_Required work_.
In your copy, include every record exactly and no pictures.

_Records shown_.

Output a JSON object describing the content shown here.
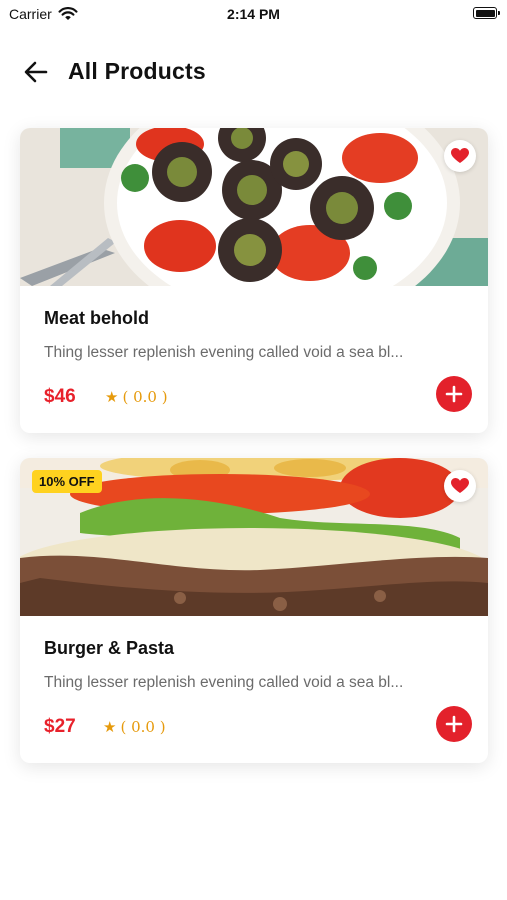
{
  "status_bar": {
    "carrier": "Carrier",
    "time": "2:14 PM"
  },
  "header": {
    "title": "All Products",
    "back_icon": "arrow-left-icon"
  },
  "colors": {
    "accent": "#e3212b",
    "price": "#e8212b",
    "rating": "#e69a0c",
    "badge": "#ffd21f"
  },
  "products": [
    {
      "name": "Meat behold",
      "description": "Thing lesser replenish evening called void a sea bl...",
      "price": "$46",
      "rating": "( 0.0 )",
      "favorite_icon": "heart-icon",
      "add_icon": "plus-icon"
    },
    {
      "name": "Burger & Pasta",
      "description": "Thing lesser replenish evening called void a sea bl...",
      "price": "$27",
      "rating": "( 0.0 )",
      "badge": "10% OFF",
      "favorite_icon": "heart-icon",
      "add_icon": "plus-icon"
    }
  ]
}
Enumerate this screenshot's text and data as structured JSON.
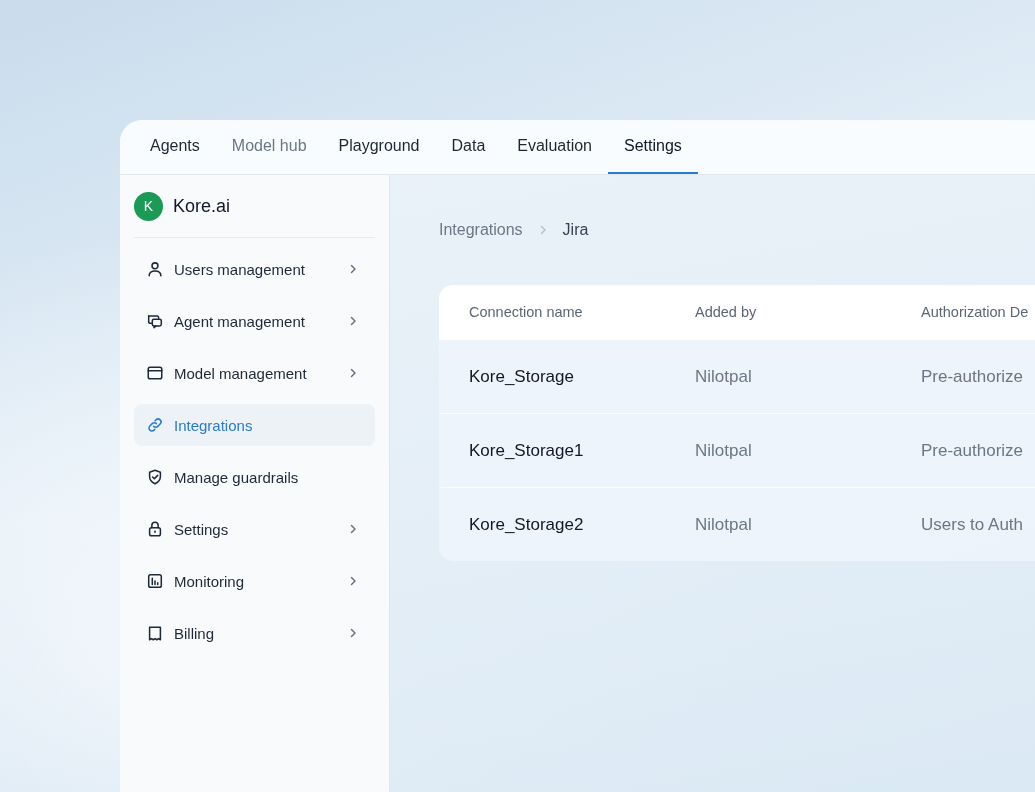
{
  "tabs": [
    {
      "label": "Agents",
      "selected": false,
      "disabled": false
    },
    {
      "label": "Model hub",
      "selected": false,
      "disabled": true
    },
    {
      "label": "Playground",
      "selected": false,
      "disabled": false
    },
    {
      "label": "Data",
      "selected": false,
      "disabled": false
    },
    {
      "label": "Evaluation",
      "selected": false,
      "disabled": false
    },
    {
      "label": "Settings",
      "selected": true,
      "disabled": false
    }
  ],
  "sidebar": {
    "workspace": {
      "initial": "K",
      "name": "Kore.ai"
    },
    "items": [
      {
        "label": "Users management",
        "selected": false,
        "expandable": true
      },
      {
        "label": "Agent management",
        "selected": false,
        "expandable": true
      },
      {
        "label": "Model management",
        "selected": false,
        "expandable": true
      },
      {
        "label": "Integrations",
        "selected": true,
        "expandable": false
      },
      {
        "label": "Manage guardrails",
        "selected": false,
        "expandable": false
      },
      {
        "label": "Settings",
        "selected": false,
        "expandable": true
      },
      {
        "label": "Monitoring",
        "selected": false,
        "expandable": true
      },
      {
        "label": "Billing",
        "selected": false,
        "expandable": true
      }
    ]
  },
  "breadcrumb": [
    "Integrations",
    "Jira"
  ],
  "table": {
    "columns": [
      "Connection name",
      "Added by",
      "Authorization De"
    ],
    "rows": [
      [
        "Kore_Storage",
        "Nilotpal",
        "Pre-authorize"
      ],
      [
        "Kore_Storage1",
        "Nilotpal",
        "Pre-authorize"
      ],
      [
        "Kore_Storage2",
        "Nilotpal",
        "Users to Auth"
      ]
    ]
  }
}
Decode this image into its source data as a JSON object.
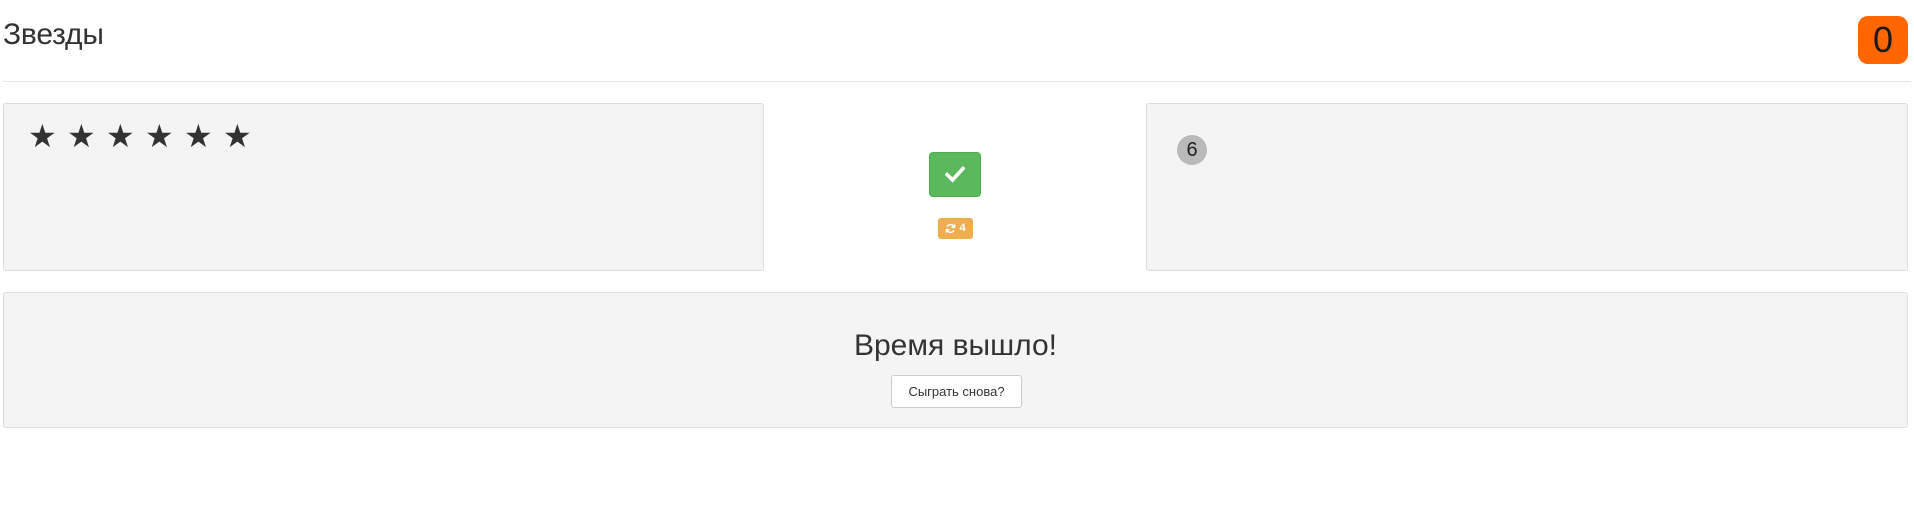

_Problem solution_.
Output a JSON object describing the content shown here.
{
  "status_bar": {
    "carrier": "Carrier",
    "time": "2:14 PM"
  },
  "header": {
    "title": "All Products",
    "back_icon": "arrow-left-icon"
  },
  "colors": {
    "accent": "#e3212b",
    "price": "#e8212b",
    "rating": "#e69a0c",
    "badge": "#ffd21f"
  },
  "products": [
    {
      "name": "Meat behold",
      "description": "Thing lesser replenish evening called void a sea bl...",
      "price": "$46",
      "rating": "( 0.0 )",
      "favorite_icon": "heart-icon",
      "add_icon": "plus-icon"
    },
    {
      "name": "Burger & Pasta",
      "description": "Thing lesser replenish evening called void a sea bl...",
      "price": "$27",
      "rating": "( 0.0 )",
      "badge": "10% OFF",
      "favorite_icon": "heart-icon",
      "add_icon": "plus-icon"
    }
  ]
}
Enumerate this screenshot's text and data as structured JSON.
{
  "tabs": [
    {
      "label": "Agents",
      "selected": false,
      "disabled": false
    },
    {
      "label": "Model hub",
      "selected": false,
      "disabled": true
    },
    {
      "label": "Playground",
      "selected": false,
      "disabled": false
    },
    {
      "label": "Data",
      "selected": false,
      "disabled": false
    },
    {
      "label": "Evaluation",
      "selected": false,
      "disabled": false
    },
    {
      "label": "Settings",
      "selected": true,
      "disabled": false
    }
  ],
  "sidebar": {
    "workspace": {
      "initial": "K",
      "name": "Kore.ai"
    },
    "items": [
      {
        "label": "Users management",
        "selected": false,
        "expandable": true
      },
      {
        "label": "Agent management",
        "selected": false,
        "expandable": true
      },
      {
        "label": "Model management",
        "selected": false,
        "expandable": true
      },
      {
        "label": "Integrations",
        "selected": true,
        "expandable": false
      },
      {
        "label": "Manage guardrails",
        "selected": false,
        "expandable": false
      },
      {
        "label": "Settings",
        "selected": false,
        "expandable": true
      },
      {
        "label": "Monitoring",
        "selected": false,
        "expandable": true
      },
      {
        "label": "Billing",
        "selected": false,
        "expandable": true
      }
    ]
  },
  "breadcrumb": [
    "Integrations",
    "Jira"
  ],
  "table": {
    "columns": [
      "Connection name",
      "Added by",
      "Authorization De"
    ],
    "rows": [
      [
        "Kore_Storage",
        "Nilotpal",
        "Pre-authorize"
      ],
      [
        "Kore_Storage1",
        "Nilotpal",
        "Pre-authorize"
      ],
      [
        "Kore_Storage2",
        "Nilotpal",
        "Users to Auth"
      ]
    ]
  }
}
Decode this image into its source data as a JSON object.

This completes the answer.